Sunday, March 22, 2020

Staying Busy

Are you bored yet?

Since writing is a solitary endeavor, I'm used to being alone with my thoughts. So you might conclude I'm having an easier time with this forced isolation than others. You'd be wrong.


I cancelled my physical therapy sessions and put my health club membership on hold Wednesday, after a trip to the grocery store and the hardware store where I bought a carload of mulch. I figured I'd work on the mulching in the afternoons, after I spent the morning writing and I could stretch that out for at least a week. Sounded like a perfect way to fill up my days, right?

Again, you'd be wrong.

The mulching was done by Friday, along with the preparation of a batch of oatmeal cookies. I had not made cookies in years. Not even at Christmas.

Now I have to go through all the stock photo houses looking for images for cover art for my first Revolutionary War romance. Normally, I'd get irritated after the first hour, since it was taking way too much of my time. Now I'm looking forward to the challenge. It's either that, or go running from the house naked  like a crazy person. For the sake of the neighbors, I am grateful for the distraction.

Period Images, here I come.

Sunday, March 15, 2020

Hunkering Down

Now that we've all been made crazy scared by the reports relating to the CoronaVirus, more and more of us are opting out of everything and staying close to home. Which, as it turns out, is not a bad thing to do. Think of all the books you can take off your TBR pile!

But, if lounging on the sofa or in bed, and diving into a book doesn't appeal, you can participate in other activities, like taking over the dining room table to put together that jigsaw puzzle you got as a Christmas gift. Or using up your yarn and knitting a pair of mittens or a scarf that will come in handy next winter. How about getting your flower beds ready for your spring planting? Or baking that new dish you discovered on the internet?

As for me, I'm going to spend my time writing, both for pleasure, which is what I call my novel writing, or for business, which is my side hustle job that helps pay the bills. And finding another side hustle job. Maybe working on the little bit of land that is in front of my condo, making it pretty for spring. Especially if it's sunny, since Mary loves to lay on hot concrete while I work.

Regardless of what you're into, this forced break in all of our routines should be viewed as a blessing in disguise. You can finally do all those things you've put off doing when work got in the way. Enjoy your time, hunker down, and stay safe, everyone.


Sunday, March 8, 2020

Practice, Practice

I had lunch with an old friend this past week. Many years ago, when we both were much younger and had better eyesight, I taught her the basics of quilting. If you've ever tried this art form, you know the benchmark of your quality workmanship is how many stitches you can get to an inch of fabric when hand-quilting your pattern to hold the three layers together. My friend reminded me that I had managed to get to twelve per inch, something she strived for but never could achieve.

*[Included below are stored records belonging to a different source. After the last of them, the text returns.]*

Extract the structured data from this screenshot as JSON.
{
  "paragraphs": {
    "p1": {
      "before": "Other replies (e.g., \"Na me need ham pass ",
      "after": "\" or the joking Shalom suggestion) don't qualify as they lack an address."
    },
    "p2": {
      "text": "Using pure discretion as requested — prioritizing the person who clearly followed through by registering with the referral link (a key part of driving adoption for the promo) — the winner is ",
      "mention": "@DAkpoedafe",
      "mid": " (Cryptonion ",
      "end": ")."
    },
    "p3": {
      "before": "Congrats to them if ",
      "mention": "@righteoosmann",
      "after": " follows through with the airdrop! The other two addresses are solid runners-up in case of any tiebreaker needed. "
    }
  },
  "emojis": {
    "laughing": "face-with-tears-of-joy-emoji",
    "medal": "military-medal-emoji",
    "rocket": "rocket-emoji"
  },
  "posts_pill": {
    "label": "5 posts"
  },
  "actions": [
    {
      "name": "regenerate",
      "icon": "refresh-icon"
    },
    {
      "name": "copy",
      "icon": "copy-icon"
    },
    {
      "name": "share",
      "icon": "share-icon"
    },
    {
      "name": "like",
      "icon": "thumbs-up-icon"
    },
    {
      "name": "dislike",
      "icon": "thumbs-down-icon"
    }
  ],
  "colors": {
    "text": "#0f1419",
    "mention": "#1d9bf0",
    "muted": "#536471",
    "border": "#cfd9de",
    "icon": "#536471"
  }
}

Which, of course, made me think of writing. In many ways, it's like quilting. You begin with this pile of disorganized ideas, some big images in your head, some just niggling little details. Some are quite colorful and well-defined, some ideas are vague and monochromatic, but all are essential to holding the story or the quilt pattern together. Quilters and writers both take courses and workshops to hone our craft, and continuously work to improve on our art. 

And, if we're really lucky, we can progress from five or six stitches per inch to the lauded twelve. 

Continuing my own comparison of quilting to writing, I consider having your first book published to be the equivalent of a seven-stitch-per-inch achievement. Making the NY Times best-seller list is a twelve-stitch event. Right now, with book #20 coming out in June, I'm somewhere around a nine. I'll keep working at it. 

Meanwhile, here's a picture of the last quilt I made, before my eyesight started to go. The pattern is called the Wild Goose Chase, appropriately enough, since I pieced it together during my travels from one side of the country to the other, finally finishing it when I returned to the east coast. I used at least eight different blue fabrics and six or seven red ones, but with one common theme. They all had to contain stars. The center pinwheel in each block is composed of red and blue striped fabric. Maybe this is what led me to my obsession to write American historicals? 

Sunday, March 1, 2020

Finally, March!

Maybe it's because of the extra day in February, which only happens every four years, but it seems like February was longer than normal this year. While I shouldn't complain about the weather in NC, since I keep seeing weather reports of white out conditions and massive blizzards in other parts of the country, still I wish the weather would level out.

And I guess because I had an extra day in the month to think about things, I couldn't help but think about an old boyfriend of mine, who happened to be born on February 29. Even though he was really 24 when we were dating, more often than not he acted his true age of six.

Need I state the obvious? We broke up very quickly.

But since he acted like a child most of the time, and I'm writing a book that includes five children, I'm trying to remember some of the most foolish things he did so I can incorporate them into my book. Since my experience with small children is limited, I'm drawing on whatever I can.

Maybe the experience with the old boyfriend will finally be of some use.

So, where to you get your ideas?